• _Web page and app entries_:
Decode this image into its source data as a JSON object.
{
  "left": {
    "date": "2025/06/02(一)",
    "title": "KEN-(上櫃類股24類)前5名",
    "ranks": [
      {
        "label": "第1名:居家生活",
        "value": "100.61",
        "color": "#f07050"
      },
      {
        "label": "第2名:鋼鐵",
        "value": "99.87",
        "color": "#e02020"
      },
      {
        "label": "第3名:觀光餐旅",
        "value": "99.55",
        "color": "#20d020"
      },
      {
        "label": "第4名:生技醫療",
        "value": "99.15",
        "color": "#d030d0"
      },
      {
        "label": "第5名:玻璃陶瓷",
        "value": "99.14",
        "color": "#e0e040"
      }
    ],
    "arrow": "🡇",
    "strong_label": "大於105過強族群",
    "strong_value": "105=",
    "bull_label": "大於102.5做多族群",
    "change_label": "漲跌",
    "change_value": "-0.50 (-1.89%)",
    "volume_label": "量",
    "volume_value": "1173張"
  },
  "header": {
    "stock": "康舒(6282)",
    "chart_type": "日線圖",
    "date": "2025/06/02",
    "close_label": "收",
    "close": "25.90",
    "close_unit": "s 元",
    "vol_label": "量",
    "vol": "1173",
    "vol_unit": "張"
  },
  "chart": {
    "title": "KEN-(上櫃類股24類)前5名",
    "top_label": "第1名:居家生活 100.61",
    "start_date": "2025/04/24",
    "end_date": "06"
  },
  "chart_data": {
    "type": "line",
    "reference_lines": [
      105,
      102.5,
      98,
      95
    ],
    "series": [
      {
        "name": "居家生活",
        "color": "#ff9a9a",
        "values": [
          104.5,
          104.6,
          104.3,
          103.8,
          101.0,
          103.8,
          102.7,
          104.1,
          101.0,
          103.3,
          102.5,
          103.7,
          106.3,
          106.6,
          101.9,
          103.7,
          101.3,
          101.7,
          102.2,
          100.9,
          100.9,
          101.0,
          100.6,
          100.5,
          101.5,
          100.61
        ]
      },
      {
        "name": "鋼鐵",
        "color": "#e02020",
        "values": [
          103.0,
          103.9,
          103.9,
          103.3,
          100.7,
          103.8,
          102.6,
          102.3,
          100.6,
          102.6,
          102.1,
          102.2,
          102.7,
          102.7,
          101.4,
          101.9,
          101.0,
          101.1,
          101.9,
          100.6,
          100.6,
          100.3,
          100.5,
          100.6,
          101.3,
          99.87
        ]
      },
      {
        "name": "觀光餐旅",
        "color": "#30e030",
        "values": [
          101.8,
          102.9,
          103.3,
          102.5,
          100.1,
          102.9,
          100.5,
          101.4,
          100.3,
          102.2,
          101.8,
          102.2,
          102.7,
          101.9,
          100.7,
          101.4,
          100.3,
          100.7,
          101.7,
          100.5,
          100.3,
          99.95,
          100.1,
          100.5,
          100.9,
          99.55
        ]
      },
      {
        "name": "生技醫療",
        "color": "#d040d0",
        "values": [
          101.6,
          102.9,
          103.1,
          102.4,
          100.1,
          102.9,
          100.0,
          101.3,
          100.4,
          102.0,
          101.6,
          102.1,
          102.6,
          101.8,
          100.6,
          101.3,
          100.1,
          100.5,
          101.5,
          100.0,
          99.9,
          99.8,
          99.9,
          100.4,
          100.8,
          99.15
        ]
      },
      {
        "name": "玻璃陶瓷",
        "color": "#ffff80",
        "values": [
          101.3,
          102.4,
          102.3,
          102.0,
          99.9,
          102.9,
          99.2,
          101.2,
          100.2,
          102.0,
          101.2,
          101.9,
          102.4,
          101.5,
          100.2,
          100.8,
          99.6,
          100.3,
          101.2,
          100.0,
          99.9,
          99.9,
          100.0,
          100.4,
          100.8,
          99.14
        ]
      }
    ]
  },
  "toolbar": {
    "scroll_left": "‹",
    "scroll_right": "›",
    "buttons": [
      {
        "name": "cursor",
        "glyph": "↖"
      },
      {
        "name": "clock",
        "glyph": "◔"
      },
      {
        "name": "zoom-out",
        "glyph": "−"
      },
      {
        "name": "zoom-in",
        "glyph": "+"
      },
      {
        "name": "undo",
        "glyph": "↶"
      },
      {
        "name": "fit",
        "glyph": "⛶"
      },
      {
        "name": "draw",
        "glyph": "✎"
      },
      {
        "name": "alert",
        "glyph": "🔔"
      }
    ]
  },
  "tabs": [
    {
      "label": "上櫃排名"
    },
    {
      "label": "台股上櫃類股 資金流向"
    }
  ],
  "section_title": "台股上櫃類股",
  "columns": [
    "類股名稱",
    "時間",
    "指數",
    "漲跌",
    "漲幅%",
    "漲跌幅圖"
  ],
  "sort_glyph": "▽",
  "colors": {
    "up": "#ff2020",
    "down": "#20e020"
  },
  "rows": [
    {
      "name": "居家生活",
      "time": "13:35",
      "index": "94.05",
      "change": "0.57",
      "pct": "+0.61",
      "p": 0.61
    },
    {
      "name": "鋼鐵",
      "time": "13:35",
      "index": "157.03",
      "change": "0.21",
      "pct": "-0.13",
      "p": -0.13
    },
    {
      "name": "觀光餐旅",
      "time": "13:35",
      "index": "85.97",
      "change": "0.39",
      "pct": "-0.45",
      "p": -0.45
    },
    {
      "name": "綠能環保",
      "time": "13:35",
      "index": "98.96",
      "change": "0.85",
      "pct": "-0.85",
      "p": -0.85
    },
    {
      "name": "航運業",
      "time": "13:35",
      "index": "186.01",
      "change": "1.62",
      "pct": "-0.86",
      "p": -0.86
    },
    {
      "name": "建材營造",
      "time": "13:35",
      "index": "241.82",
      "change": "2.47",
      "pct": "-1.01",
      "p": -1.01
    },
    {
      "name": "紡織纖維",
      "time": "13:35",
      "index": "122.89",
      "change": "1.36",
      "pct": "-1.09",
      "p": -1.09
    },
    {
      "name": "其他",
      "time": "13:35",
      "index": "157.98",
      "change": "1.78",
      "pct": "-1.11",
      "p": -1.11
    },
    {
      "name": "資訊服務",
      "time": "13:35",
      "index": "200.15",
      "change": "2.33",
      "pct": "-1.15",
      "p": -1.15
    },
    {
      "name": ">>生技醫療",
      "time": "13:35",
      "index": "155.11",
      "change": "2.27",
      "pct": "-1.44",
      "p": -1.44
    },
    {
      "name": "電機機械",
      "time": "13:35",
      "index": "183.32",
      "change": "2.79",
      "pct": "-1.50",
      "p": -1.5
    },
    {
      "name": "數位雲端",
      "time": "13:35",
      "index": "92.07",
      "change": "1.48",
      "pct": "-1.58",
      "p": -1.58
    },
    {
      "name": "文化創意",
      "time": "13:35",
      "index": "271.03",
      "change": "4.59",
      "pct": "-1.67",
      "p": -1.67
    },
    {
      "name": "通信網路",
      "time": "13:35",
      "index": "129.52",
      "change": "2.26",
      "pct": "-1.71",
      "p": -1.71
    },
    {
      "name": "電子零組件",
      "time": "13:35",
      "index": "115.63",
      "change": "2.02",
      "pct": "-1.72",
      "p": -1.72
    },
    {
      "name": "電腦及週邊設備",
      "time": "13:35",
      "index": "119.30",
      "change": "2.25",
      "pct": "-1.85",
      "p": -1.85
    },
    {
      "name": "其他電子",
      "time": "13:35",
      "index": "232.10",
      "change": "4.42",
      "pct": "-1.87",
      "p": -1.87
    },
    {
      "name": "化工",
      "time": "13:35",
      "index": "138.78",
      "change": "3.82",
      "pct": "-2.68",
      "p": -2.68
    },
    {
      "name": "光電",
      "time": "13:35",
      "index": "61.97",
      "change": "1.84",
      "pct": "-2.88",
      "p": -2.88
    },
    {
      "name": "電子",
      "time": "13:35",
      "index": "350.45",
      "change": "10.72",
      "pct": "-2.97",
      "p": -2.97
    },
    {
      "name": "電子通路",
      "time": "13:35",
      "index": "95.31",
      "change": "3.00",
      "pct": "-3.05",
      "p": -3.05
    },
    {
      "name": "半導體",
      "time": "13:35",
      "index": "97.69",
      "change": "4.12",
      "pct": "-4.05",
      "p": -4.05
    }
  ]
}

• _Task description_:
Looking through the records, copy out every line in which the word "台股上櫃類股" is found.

• _Output for this exercise_:
      "label": "台股上櫃類股 資金流向"
  "section_title": "台股上櫃類股",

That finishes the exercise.